I also remembered that Martin had gotten a lot of facetime on a program I had recorded on DVD several years ago, “Beatles on Record.” The 2009 BBC documentary — it can be viewed online — does indeed include a lot of commentary by Martin, but it is also a nice retrospective on the Beatles and their music.
Two of the Fab Four have left the planet, and the remaining two look all of their 70-plus years; on the program, he they look so young, just as we were so much younger, but you watch them mature over the eight or so years covered. The performances shown range from footage taken in the Cavern Club, in their early Liverpool days, to the post-Sgt. Pepper phase.
Martin’s comments during the show are revealing — but also indicate that, while he was talented in his craft and perceptive enough to see some potential in the Beatles, he knew no more than they did where things was going. “I’d been up to the Cavern and I’d heard their repertoire,” the producer says at one point. “They weren’t great, but there was something about them worth investigating/”
And Martin initially didn’t recognize one of the things that would make the group the musical force that it became. “They were nice people, but I didn’t know if they could write any decent songs,” he said.
Martin figured it out pretty quickly, and recognized the power of the music the Beatles were making.
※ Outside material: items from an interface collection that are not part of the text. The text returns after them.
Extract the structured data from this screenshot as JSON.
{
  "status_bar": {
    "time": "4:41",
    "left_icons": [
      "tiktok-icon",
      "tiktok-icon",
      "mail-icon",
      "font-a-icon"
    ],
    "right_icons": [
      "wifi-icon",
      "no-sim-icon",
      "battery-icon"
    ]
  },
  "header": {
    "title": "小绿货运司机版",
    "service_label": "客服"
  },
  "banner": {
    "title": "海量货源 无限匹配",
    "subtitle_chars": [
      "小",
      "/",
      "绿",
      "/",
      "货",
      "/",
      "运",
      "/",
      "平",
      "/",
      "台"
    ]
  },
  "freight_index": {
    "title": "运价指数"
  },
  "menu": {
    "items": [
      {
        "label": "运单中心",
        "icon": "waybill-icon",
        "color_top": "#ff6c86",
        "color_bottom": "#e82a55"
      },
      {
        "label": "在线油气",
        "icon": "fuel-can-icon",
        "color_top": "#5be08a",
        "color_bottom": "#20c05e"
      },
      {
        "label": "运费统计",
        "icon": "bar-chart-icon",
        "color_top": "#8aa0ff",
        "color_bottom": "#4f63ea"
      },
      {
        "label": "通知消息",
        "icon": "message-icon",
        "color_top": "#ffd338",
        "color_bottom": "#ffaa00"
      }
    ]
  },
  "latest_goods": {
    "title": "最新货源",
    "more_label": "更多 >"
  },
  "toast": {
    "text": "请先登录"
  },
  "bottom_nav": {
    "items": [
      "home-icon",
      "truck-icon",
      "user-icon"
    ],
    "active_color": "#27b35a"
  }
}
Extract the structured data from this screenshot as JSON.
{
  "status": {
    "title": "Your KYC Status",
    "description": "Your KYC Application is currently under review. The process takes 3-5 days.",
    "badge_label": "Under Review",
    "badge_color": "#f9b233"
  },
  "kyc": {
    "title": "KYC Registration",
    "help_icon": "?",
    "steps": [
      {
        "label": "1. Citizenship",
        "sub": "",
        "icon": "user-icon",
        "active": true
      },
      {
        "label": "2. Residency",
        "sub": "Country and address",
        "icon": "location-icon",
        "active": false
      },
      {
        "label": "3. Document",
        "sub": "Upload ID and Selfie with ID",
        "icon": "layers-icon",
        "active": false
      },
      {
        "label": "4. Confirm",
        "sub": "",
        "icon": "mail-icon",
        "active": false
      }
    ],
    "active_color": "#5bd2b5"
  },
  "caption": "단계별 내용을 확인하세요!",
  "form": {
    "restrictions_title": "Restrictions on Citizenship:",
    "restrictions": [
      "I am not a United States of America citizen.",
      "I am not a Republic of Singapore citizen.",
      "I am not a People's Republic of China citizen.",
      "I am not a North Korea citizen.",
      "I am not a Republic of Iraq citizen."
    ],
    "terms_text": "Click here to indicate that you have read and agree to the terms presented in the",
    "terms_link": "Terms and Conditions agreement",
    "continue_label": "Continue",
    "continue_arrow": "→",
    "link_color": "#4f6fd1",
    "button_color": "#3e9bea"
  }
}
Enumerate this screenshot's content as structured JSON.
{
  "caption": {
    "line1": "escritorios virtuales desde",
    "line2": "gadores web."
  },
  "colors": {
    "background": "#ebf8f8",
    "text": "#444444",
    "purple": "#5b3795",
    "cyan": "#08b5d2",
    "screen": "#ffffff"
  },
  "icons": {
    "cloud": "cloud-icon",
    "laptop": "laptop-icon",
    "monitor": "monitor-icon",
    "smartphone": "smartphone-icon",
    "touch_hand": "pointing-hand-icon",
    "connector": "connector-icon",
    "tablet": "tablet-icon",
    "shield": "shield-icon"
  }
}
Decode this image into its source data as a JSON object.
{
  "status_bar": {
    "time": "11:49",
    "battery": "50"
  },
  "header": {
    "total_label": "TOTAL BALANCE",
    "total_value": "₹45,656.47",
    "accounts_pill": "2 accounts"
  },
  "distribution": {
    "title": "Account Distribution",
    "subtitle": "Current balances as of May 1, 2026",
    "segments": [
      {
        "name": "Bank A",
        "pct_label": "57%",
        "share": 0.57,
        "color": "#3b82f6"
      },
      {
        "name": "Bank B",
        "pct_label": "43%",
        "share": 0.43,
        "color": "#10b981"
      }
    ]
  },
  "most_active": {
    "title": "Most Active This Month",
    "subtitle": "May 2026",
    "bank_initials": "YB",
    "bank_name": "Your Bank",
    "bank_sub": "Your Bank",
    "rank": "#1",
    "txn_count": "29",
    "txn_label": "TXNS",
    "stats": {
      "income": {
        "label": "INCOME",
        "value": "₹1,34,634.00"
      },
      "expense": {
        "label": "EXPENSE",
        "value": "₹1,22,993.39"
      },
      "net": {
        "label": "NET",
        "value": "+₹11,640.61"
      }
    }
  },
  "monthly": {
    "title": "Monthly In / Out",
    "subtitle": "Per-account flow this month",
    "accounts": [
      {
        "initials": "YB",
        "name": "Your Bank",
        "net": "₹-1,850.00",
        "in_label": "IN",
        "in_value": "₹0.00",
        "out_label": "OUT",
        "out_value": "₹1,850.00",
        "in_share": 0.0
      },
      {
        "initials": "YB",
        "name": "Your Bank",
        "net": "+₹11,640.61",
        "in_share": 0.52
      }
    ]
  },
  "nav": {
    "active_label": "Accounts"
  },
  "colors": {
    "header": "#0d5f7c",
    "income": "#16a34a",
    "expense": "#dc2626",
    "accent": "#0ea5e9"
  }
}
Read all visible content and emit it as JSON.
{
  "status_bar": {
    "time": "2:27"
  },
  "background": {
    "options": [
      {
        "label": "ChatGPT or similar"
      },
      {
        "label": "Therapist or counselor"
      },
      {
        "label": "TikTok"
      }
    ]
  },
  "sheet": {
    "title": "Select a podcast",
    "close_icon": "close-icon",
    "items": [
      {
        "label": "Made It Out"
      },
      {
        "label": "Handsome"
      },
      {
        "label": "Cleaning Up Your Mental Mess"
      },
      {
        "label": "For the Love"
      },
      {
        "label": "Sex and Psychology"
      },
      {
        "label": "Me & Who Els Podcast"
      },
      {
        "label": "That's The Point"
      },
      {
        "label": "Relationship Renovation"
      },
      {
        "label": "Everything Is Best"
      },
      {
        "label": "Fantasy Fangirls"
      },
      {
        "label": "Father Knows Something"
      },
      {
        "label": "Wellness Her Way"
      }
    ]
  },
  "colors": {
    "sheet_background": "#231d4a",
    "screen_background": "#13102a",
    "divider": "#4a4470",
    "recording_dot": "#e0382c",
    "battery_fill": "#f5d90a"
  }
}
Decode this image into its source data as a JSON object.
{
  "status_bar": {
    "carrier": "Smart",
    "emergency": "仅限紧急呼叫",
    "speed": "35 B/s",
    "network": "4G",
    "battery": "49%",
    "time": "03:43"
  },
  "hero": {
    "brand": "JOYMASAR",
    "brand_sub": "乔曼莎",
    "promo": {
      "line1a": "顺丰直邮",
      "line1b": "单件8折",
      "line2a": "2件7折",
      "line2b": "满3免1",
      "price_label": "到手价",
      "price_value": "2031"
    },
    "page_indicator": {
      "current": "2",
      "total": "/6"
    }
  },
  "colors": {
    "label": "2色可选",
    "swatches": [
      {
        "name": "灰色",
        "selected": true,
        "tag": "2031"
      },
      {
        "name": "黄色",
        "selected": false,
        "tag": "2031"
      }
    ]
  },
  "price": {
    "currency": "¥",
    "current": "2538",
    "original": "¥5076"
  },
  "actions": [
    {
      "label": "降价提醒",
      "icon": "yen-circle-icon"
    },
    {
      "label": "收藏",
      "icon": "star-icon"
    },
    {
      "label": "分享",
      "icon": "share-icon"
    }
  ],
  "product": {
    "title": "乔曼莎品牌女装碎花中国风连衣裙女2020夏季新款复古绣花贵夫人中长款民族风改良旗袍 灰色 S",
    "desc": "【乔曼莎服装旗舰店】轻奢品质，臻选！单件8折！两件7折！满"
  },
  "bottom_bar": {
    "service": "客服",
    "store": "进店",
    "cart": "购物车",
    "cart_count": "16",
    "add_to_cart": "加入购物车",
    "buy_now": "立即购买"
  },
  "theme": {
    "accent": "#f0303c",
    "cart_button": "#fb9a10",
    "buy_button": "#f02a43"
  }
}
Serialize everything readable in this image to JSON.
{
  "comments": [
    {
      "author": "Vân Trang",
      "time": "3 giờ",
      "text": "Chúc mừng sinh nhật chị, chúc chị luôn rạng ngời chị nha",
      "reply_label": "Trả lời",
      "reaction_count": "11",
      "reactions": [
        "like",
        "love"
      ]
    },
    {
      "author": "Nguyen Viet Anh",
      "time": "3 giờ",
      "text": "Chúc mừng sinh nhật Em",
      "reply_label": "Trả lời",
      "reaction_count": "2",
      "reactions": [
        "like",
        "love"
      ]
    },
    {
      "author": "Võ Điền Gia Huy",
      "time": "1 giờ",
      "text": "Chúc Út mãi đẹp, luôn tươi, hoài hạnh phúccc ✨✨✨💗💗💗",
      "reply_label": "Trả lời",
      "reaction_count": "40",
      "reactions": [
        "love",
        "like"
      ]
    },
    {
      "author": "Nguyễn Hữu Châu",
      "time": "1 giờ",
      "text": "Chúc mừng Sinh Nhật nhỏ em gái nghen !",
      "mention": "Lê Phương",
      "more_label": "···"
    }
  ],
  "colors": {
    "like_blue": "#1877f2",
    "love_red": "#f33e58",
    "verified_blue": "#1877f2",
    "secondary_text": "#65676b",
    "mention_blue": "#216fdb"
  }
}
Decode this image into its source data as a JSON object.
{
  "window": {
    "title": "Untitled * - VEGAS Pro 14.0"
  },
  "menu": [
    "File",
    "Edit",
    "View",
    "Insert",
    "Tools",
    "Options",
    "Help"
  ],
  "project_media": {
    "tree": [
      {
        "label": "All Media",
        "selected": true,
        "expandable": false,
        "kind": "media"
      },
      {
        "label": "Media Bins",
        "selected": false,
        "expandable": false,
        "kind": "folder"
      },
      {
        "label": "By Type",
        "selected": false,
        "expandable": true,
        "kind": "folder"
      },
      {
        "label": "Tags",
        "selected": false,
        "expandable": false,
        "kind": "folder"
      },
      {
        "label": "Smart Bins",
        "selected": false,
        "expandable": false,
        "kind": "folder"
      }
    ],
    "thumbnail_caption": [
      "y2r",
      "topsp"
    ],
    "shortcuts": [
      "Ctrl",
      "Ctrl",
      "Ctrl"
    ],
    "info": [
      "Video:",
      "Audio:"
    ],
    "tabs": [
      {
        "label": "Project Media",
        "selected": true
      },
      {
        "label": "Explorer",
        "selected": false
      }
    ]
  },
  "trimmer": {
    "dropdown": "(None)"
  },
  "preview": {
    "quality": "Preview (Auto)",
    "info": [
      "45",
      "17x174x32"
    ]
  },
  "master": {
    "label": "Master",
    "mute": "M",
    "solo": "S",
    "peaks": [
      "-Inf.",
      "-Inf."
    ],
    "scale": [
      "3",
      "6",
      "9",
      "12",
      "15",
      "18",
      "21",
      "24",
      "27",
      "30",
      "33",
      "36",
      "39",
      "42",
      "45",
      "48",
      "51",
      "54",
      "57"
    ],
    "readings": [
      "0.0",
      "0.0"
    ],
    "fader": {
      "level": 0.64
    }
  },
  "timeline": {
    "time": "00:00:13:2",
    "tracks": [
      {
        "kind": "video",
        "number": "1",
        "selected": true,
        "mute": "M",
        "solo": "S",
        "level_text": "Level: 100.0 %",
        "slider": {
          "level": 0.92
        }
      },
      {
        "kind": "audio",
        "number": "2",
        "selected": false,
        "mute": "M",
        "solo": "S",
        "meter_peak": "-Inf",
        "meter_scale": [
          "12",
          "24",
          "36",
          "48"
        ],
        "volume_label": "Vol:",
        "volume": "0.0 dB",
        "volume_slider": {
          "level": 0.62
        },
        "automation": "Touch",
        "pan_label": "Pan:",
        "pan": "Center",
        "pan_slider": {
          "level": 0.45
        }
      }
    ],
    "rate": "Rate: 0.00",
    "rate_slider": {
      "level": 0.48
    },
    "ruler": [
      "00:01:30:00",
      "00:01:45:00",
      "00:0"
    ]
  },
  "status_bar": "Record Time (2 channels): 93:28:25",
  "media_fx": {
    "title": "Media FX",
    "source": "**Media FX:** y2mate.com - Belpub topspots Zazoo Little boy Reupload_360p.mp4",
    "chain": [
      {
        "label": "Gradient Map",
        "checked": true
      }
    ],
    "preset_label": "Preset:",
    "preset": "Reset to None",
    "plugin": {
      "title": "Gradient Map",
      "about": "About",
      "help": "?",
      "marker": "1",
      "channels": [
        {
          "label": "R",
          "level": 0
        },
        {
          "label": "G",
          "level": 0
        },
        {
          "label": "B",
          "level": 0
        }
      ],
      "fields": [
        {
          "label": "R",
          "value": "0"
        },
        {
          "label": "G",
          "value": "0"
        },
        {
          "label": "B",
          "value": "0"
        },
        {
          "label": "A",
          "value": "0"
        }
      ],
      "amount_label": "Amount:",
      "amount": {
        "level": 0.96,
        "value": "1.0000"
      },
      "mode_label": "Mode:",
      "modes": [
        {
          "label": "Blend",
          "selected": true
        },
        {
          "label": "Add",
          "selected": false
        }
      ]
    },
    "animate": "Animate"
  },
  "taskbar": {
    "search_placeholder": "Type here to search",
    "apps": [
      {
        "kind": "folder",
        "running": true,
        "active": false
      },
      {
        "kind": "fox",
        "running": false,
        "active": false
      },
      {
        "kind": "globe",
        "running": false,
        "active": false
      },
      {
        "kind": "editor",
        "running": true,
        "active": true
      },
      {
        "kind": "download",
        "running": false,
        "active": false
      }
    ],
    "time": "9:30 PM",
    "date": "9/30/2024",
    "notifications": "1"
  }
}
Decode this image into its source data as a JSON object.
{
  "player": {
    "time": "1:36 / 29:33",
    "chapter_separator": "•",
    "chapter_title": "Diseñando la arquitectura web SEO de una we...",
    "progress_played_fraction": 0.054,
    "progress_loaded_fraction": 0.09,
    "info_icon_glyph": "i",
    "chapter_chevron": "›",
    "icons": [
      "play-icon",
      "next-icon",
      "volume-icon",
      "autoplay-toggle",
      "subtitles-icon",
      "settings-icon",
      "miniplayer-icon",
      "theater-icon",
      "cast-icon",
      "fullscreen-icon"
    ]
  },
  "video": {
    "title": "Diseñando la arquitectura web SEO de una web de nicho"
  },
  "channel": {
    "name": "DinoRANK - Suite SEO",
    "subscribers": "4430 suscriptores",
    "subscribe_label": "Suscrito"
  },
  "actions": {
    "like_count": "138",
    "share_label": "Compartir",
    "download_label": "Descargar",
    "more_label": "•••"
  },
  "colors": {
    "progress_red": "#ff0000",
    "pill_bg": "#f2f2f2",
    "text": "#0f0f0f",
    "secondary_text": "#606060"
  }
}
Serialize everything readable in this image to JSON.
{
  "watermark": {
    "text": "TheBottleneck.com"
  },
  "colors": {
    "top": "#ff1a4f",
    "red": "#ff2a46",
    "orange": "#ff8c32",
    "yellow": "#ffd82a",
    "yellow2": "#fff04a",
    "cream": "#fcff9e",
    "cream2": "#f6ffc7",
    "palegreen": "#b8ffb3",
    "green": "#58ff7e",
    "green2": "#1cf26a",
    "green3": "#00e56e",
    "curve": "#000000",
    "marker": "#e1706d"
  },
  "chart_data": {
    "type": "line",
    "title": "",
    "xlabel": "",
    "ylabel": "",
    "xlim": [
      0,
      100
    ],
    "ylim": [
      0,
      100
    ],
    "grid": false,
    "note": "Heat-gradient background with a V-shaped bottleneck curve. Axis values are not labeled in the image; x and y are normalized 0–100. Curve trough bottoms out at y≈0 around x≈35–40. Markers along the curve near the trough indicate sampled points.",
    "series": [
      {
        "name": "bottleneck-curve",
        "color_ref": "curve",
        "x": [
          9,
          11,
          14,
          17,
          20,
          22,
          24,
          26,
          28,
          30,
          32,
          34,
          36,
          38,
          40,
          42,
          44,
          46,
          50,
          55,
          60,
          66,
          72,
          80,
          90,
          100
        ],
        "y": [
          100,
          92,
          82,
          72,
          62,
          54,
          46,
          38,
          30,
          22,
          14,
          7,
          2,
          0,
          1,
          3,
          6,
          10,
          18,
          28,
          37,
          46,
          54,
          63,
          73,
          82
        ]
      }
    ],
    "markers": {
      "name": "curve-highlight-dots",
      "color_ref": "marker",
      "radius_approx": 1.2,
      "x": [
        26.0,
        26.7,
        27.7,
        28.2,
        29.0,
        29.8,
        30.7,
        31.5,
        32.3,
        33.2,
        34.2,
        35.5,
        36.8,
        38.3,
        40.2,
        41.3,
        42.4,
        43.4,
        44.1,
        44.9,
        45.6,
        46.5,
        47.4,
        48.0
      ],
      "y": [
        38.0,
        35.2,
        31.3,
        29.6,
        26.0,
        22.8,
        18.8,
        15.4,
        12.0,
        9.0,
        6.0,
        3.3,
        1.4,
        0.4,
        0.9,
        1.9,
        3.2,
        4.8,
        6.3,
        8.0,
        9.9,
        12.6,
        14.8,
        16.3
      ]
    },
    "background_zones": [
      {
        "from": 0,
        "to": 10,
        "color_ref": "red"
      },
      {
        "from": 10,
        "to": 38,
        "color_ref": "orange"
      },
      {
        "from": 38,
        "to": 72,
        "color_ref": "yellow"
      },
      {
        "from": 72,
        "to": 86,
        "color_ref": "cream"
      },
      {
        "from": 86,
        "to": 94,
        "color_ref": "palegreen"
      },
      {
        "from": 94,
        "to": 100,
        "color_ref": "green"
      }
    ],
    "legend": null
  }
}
Speaking of the recording of “Please Please Me” — one of the earliest Lennon-McCartney compositions — he said, “I was able to tell them, at the end of that session, ‘You’ve got your first No.1’”
The producer noted that the four young performers learned the recording studio “rather quickly,” but didn’t get into using it until much later. “They were too busy. They would dash into the studio, put down their tracks and leave the rest of the work to us,” he says.
Martin was at the console as the Fab Four — like the Beach Boys and other contemporary groups — began to use the studio as an instrument. “’Rubber Soul’ was an indication of where they were going to go,” the producer says of the phase that also included “Revolver.” “They would start telling me what they wanted, and they would start pressing me for more ideas.”
That came to fruition with the recording of “Sgt. Pepper’s Lonely Hearts Club Band.” “It probably did change the face of recording,” Martin said of the Beatles’ landmark 1967 album. “It became a different kind of art form.”
Less than a month after that LP was released, Martin was in the control room when the Beatles performed “All You Need Is Love” as part of “Our World,” the first live global television hookup. More than 400 million viewers, in 25 countries, watched the satellite broadcast.
But Martin didn’t just twirl the dials for the Beatles. He also arranged much of their music, particularly the songs with more elaborate or orchestral parts. He also played keyboards and occasionally other instruments, and conducted orchestral arrangements.
Martin’s skills brought him work as a producer, and arranger, with other acts. For that and personal reasons he was unavailable during the “The Beatles” (“White Album”) recording sessions, and the Beatles produced some of the cuts themselves.
The group was coming unglued during the making of that album, but Martin produced their final three albums, including the classic “Abbey Road,” released over the next two years. But when the Beatles ceased to be, he kept working, producing and arranging music by artists as diverse as Jeff Beck, Cheap Trick, Celine Dion, Gary Glitter, Kenny Rogers and UFO.
He will be best remembered, though, for his work with the Beatles, even if one of them tried to diminish his significance. John Lennon, always the angry young man, lashed out soon after the breakup — but eventually changed his tune and acknowledged Martin’s contributions.
So, to honor the passing of the Fab Four’s fifth, I recommend listening to a bunch of Beatles music. And pondering what The Music might have sounded like, had not George Martin taken that gamble 54 years ago.